**RAW DATA**
=-=-=
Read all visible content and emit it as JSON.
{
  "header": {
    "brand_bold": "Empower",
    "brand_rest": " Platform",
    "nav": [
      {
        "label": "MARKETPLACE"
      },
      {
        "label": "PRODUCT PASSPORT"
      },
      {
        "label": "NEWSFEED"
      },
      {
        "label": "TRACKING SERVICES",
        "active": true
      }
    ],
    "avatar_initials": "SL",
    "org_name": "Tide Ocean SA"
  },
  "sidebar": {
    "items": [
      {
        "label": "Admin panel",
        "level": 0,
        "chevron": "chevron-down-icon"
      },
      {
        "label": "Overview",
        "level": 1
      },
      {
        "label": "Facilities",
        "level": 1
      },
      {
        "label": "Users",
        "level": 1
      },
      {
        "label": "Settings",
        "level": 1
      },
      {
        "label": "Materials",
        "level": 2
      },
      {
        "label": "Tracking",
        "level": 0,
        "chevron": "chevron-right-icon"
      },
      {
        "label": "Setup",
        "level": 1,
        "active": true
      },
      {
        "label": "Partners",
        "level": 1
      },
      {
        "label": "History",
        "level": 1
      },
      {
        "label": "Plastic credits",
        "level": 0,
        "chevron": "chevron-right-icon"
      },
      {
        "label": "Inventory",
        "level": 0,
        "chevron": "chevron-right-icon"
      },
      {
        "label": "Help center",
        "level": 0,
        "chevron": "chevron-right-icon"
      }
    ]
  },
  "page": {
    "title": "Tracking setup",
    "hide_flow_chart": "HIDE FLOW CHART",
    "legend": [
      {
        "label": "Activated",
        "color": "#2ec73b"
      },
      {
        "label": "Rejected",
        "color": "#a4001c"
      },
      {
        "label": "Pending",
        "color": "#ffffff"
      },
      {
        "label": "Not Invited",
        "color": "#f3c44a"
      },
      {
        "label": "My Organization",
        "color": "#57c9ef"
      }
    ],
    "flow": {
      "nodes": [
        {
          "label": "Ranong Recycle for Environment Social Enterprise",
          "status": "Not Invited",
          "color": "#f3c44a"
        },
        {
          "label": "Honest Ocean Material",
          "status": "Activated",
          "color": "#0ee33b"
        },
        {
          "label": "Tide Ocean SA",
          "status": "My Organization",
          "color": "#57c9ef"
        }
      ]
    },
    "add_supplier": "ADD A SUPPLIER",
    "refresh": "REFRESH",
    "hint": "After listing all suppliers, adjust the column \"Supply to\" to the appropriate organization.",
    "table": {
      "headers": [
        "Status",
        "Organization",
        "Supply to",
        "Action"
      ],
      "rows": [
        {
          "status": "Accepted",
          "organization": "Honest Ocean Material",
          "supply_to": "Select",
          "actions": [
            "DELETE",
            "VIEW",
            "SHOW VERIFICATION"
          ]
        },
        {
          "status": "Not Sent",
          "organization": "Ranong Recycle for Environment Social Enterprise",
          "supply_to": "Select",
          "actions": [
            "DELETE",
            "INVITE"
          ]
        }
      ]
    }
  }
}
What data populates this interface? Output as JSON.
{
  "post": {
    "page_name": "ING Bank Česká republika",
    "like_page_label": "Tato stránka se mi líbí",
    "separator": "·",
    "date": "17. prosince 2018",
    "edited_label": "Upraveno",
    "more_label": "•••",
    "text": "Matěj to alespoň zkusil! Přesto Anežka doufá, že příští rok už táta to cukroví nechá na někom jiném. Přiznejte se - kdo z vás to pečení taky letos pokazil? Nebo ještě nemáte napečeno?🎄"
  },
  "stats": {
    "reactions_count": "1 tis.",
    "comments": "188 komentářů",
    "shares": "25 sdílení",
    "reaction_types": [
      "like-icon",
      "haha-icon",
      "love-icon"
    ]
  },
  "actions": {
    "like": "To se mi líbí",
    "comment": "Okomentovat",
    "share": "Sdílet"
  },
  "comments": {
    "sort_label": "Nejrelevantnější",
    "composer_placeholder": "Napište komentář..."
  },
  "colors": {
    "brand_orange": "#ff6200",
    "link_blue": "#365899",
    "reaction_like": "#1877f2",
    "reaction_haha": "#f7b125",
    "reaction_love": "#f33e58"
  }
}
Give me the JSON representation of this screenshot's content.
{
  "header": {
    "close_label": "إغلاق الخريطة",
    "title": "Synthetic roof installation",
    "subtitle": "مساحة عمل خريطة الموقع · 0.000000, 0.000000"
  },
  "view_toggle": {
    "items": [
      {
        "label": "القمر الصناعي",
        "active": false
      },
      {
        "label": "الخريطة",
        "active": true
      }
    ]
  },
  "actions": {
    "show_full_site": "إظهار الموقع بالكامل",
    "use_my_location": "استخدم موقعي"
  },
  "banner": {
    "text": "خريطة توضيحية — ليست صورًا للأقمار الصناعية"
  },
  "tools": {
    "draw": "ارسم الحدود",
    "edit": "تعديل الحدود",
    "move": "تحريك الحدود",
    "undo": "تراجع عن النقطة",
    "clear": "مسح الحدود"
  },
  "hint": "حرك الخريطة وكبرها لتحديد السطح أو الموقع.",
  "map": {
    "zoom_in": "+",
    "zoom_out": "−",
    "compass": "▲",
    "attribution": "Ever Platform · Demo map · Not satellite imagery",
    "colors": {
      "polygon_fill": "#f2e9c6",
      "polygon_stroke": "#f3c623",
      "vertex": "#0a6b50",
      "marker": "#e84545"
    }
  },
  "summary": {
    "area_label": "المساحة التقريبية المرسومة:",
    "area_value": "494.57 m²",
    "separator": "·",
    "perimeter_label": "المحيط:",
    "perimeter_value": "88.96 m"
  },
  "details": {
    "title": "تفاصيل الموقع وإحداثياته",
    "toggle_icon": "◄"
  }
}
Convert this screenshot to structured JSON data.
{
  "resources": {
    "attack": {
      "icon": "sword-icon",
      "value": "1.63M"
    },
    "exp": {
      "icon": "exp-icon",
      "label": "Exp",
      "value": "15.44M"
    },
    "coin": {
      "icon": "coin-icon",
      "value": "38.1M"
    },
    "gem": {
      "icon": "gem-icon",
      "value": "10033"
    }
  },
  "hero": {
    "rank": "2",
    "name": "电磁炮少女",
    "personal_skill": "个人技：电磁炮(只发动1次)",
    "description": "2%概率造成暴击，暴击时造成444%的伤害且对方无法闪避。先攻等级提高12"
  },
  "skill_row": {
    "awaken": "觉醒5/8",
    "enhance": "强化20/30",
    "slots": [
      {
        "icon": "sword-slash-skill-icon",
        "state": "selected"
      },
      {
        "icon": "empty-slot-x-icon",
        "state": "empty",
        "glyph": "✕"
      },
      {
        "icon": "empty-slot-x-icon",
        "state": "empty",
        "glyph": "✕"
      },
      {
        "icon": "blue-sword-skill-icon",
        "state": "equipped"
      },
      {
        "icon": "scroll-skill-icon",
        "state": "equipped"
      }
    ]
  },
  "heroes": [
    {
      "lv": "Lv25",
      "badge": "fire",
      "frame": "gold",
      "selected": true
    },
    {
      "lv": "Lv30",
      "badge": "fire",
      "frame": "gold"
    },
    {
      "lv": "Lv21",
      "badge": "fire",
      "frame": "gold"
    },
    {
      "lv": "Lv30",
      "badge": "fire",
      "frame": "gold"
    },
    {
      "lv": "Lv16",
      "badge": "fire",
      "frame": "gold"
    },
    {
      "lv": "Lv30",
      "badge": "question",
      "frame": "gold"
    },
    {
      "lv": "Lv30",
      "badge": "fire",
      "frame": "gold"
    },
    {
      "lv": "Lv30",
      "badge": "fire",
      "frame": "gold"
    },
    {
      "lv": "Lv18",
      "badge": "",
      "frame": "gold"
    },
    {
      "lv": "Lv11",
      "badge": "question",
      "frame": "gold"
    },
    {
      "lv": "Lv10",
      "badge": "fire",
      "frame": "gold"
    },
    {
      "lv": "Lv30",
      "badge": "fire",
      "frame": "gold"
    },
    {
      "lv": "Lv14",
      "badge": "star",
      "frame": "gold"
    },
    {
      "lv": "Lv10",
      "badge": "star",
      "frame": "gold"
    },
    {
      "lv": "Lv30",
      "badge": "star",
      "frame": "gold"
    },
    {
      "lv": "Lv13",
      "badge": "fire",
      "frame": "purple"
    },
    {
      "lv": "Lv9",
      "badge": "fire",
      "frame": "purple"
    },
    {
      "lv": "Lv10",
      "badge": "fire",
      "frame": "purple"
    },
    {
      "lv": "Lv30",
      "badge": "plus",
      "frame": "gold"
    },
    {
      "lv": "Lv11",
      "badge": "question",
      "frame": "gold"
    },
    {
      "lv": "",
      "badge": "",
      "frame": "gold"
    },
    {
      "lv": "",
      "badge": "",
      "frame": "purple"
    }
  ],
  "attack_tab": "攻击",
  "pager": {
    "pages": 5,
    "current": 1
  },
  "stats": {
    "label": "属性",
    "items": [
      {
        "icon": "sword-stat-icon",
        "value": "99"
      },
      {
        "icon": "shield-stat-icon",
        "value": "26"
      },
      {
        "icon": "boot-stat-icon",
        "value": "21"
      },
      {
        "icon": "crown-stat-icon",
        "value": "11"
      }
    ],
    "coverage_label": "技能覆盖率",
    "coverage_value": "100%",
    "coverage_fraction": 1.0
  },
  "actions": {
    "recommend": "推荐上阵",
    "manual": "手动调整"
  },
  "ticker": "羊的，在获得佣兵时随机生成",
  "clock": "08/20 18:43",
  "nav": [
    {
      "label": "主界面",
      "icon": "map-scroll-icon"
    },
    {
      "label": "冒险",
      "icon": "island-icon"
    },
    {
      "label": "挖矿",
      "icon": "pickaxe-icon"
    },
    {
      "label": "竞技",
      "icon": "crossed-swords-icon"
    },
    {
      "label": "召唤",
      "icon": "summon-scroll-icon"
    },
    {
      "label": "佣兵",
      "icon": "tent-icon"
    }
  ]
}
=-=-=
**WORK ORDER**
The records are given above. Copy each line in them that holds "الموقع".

**RESPONSE BELOW**
    "subtitle": "مساحة عمل خريطة الموقع · 0.000000, 0.000000"
    "show_full_site": "إظهار الموقع بالكامل",
  "hint": "حرك الخريطة وكبرها لتحديد السطح أو الموقع.",
    "title": "تفاصيل الموقع وإحداثياته",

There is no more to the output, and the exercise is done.